To avoid falling into the pitfalls of RED-S, it’s essential to ensure an adequate and well-balanced energy and macronutrient intake with a strong focus on food quality. I would also encourage the integration of more fermented foods in the athlete’s diet to support gut health.

Periodisation of their nutrition with training and recovery is also vital. An athlete’s energy intake is not a static thing. It should match their training load, especially in relation to carbohydrates, with more being consumed on heavier training days. It’s also important to take in most of the carbohydrates around the training session to use it as a fuel beforehand and to restore glycogen stores afterwards. This strategy will also help the athlete meet their energy intake goals.

I wouldn’t encourage a low-carbohydrate periodisation approach if an athlete isn’t meeting their energy intake requirements and is struggling with RED-S. RED-S has been shown to cause hormonal and metabolic disruptions and a lack of carbohydrates reduces glucose utilisation and the mobilisation of fat stores. It also slows down an athlete’s metabolic rate and decreases growth hormone production as discussed in the Consensus Statement. I would rather encourage an athlete to maintain a consistent intake of food throughout the day, i.e. similar amounts of food for breakfast, lunch and dinner with snacks between meals if needed. This strategy will also ensure that an athlete meets their energy intake goals and may help prevent any within-day energy deficits, i.e. time in a catabolic state, which a recent study has shown is associated with disturbances in metabolic and endocrine markers, such as decreased oestradiol and increased cortisol levels in female endurance athletes.

Lastly, it’s also vital to identify whether the athlete is showing any signs of disordered eating and is resisting the implementation of nutritional changes.

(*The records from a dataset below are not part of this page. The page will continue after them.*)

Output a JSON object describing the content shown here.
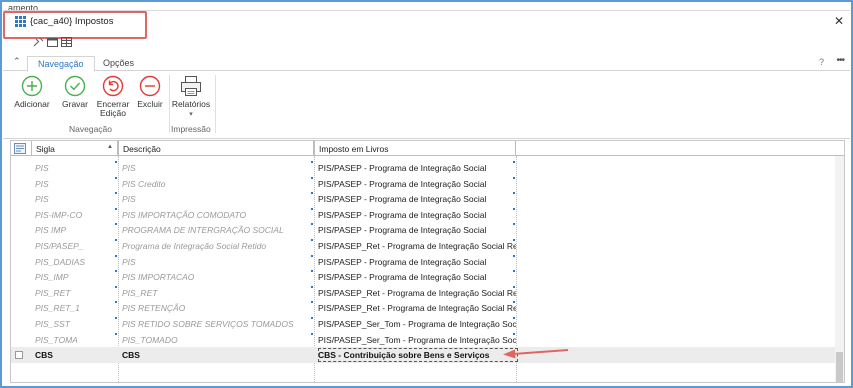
{
  "background_title": "amento",
  "window": {
    "title": "{cac_a40} Impostos",
    "close_label": "✕"
  },
  "tabs": {
    "collapse_label": "⌃",
    "items": [
      {
        "label": "Navegação",
        "active": true
      },
      {
        "label": "Opções",
        "active": false
      }
    ],
    "help_label": "?",
    "more_label": "•••"
  },
  "ribbon": {
    "buttons": {
      "adicionar": "Adicionar",
      "gravar": "Gravar",
      "encerrar_l1": "Encerrar",
      "encerrar_l2": "Edição",
      "excluir": "Excluir",
      "relatorios": "Relatórios",
      "relatorios_caret": "▾"
    },
    "groups": {
      "navegacao": "Navegação",
      "impressao": "Impressão"
    }
  },
  "grid": {
    "columns": [
      "Sigla",
      "Descrição",
      "Imposto em Livros"
    ],
    "sort_indicator": "▲",
    "rows": [
      {
        "sigla": "PIS",
        "descricao": "PIS",
        "imposto": "PIS/PASEP - Programa de Integração Social"
      },
      {
        "sigla": "PIS",
        "descricao": "PIS Credito",
        "imposto": "PIS/PASEP - Programa de Integração Social"
      },
      {
        "sigla": "PIS",
        "descricao": "PIS",
        "imposto": "PIS/PASEP - Programa de Integração Social"
      },
      {
        "sigla": "PIS-IMP-CO",
        "descricao": "PIS IMPORTAÇÃO COMODATO",
        "imposto": "PIS/PASEP - Programa de Integração Social"
      },
      {
        "sigla": "PIS IMP",
        "descricao": "PROGRAMA DE INTERGRAÇÃO SOCIAL",
        "imposto": "PIS/PASEP - Programa de Integração Social"
      },
      {
        "sigla": "PIS/PASEP_",
        "descricao": "Programa de Integração Social Retido",
        "imposto": "PIS/PASEP_Ret - Programa de Integração Social Retido"
      },
      {
        "sigla": "PIS_DADIAS",
        "descricao": "PIS",
        "imposto": "PIS/PASEP - Programa de Integração Social"
      },
      {
        "sigla": "PIS_IMP",
        "descricao": "PIS IMPORTACAO",
        "imposto": "PIS/PASEP - Programa de Integração Social"
      },
      {
        "sigla": "PIS_RET",
        "descricao": "PIS_RET",
        "imposto": "PIS/PASEP_Ret - Programa de Integração Social Retido"
      },
      {
        "sigla": "PIS_RET_1",
        "descricao": "PIS RETENÇÃO",
        "imposto": "PIS/PASEP_Ret - Programa de Integração Social Retido"
      },
      {
        "sigla": "PIS_SST",
        "descricao": "PIS RETIDO SOBRE SERVIÇOS TOMADOS",
        "imposto": "PIS/PASEP_Ser_Tom - Programa de Integração Social"
      },
      {
        "sigla": "PIS_TOMA",
        "descricao": "PIS_TOMADO",
        "imposto": "PIS/PASEP_Ser_Tom - Programa de Integração Social"
      }
    ],
    "selected_row": {
      "sigla": "CBS",
      "descricao": "CBS",
      "imposto": "CBS - Contribuição sobre Bens e Serviços"
    }
  },
  "colors": {
    "accent": "#2b78c5",
    "highlight_red": "#e06666",
    "green": "#4caf50",
    "red": "#e53935"
  }
}
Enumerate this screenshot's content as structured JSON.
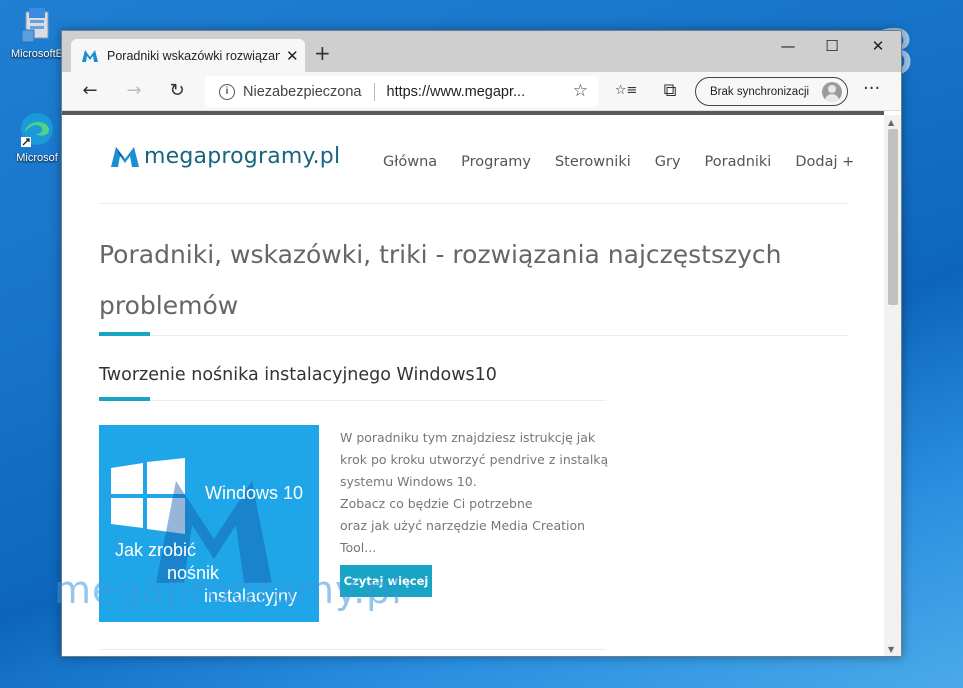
{
  "desktop": {
    "icons": [
      {
        "label": "MicrosoftE",
        "icon": "installer-icon"
      },
      {
        "label": "Microsof",
        "icon": "edge-icon"
      }
    ],
    "corner_number": "3"
  },
  "browser": {
    "tab": {
      "title": "Poradniki wskazówki rozwiązania",
      "close": "✕"
    },
    "new_tab": "+",
    "window_controls": {
      "minimize": "—",
      "maximize": "☐",
      "close": "✕"
    },
    "toolbar": {
      "back": "←",
      "forward": "→",
      "refresh": "↻",
      "security_label": "Niezabezpieczona",
      "url": "https://www.megapr...",
      "favorite": "☆",
      "favorites_bar": "☆≡",
      "collections": "⧉",
      "sync_label": "Brak synchronizacji",
      "menu": "···"
    }
  },
  "site": {
    "logo_text": "megaprogramy.pl",
    "nav": [
      "Główna",
      "Programy",
      "Sterowniki",
      "Gry",
      "Poradniki",
      "Dodaj +"
    ],
    "page_title": "Poradniki, wskazówki, triki - rozwiązania najczęstszych problemów",
    "article": {
      "title": "Tworzenie nośnika instalacyjnego Windows10",
      "image": {
        "windows_label": "Windows 10",
        "caption_lines": [
          "Jak zrobić",
          "nośnik",
          "instalacyjny"
        ]
      },
      "excerpt_lines": [
        "W poradniku tym znajdziesz istrukcję jak",
        "krok po kroku utworzyć pendrive z instalką",
        "systemu Windows 10.",
        "Zobacz co będzie Ci potrzebne",
        "oraz jak użyć narzędzie Media Creation",
        "Tool..."
      ],
      "read_more": "Czytaj więcej"
    },
    "watermark": "megaprogramy.pl"
  },
  "colors": {
    "accent": "#18a4c5",
    "logo": "#17657f",
    "desktop": "#1673c9"
  }
}
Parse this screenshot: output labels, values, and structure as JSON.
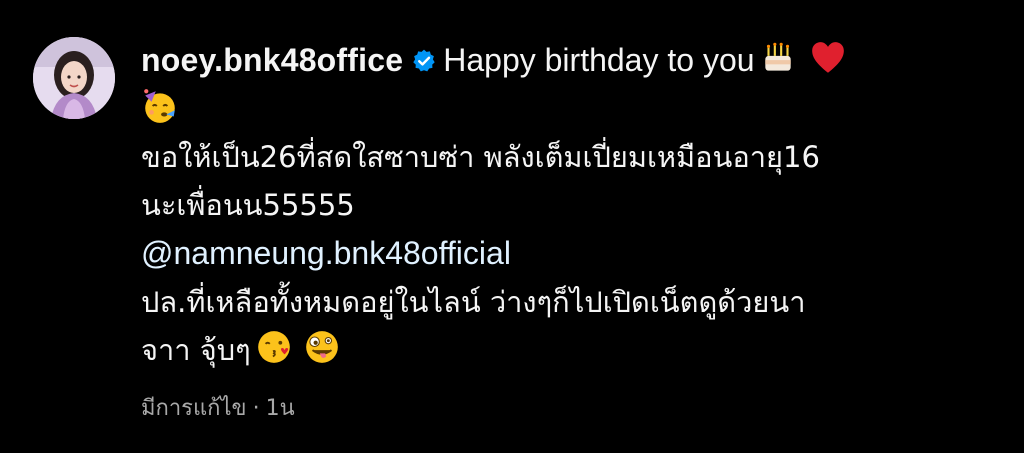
{
  "comment": {
    "username": "noey.bnk48office",
    "verified": true,
    "first_text": "Happy birthday to you",
    "emojis_line1": [
      "cake-emoji",
      "red-heart-emoji"
    ],
    "emojis_line2": [
      "partying-face-emoji"
    ],
    "line3": "ขอให้เป็น26ที่สดใสซาบซ่า พลังเต็มเปี่ยมเหมือนอายุ16",
    "line4": "นะเพื่อนน55555",
    "mention": "@namneung.bnk48official",
    "line6": "ปล.ที่เหลือทั้งหมดอยู่ในไลน์ ว่างๆก็ไปเปิดเน็ตดูด้วยนา",
    "line7": "จาา จุ้บๆ",
    "emojis_line7": [
      "face-blowing-kiss-emoji",
      "zany-face-emoji"
    ]
  },
  "meta": {
    "edited": "มีการแก้ไข",
    "separator": "·",
    "time": "1น"
  },
  "colors": {
    "background": "#000000",
    "text": "#f5f5f5",
    "mention": "#e0f1ff",
    "meta": "#a8a8a8",
    "verified": "#0095f6"
  }
}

In this case, I would encourage extra psychological support from a mental health specialist to address what issues around their food are impeding them from achieving an optimal energy intake.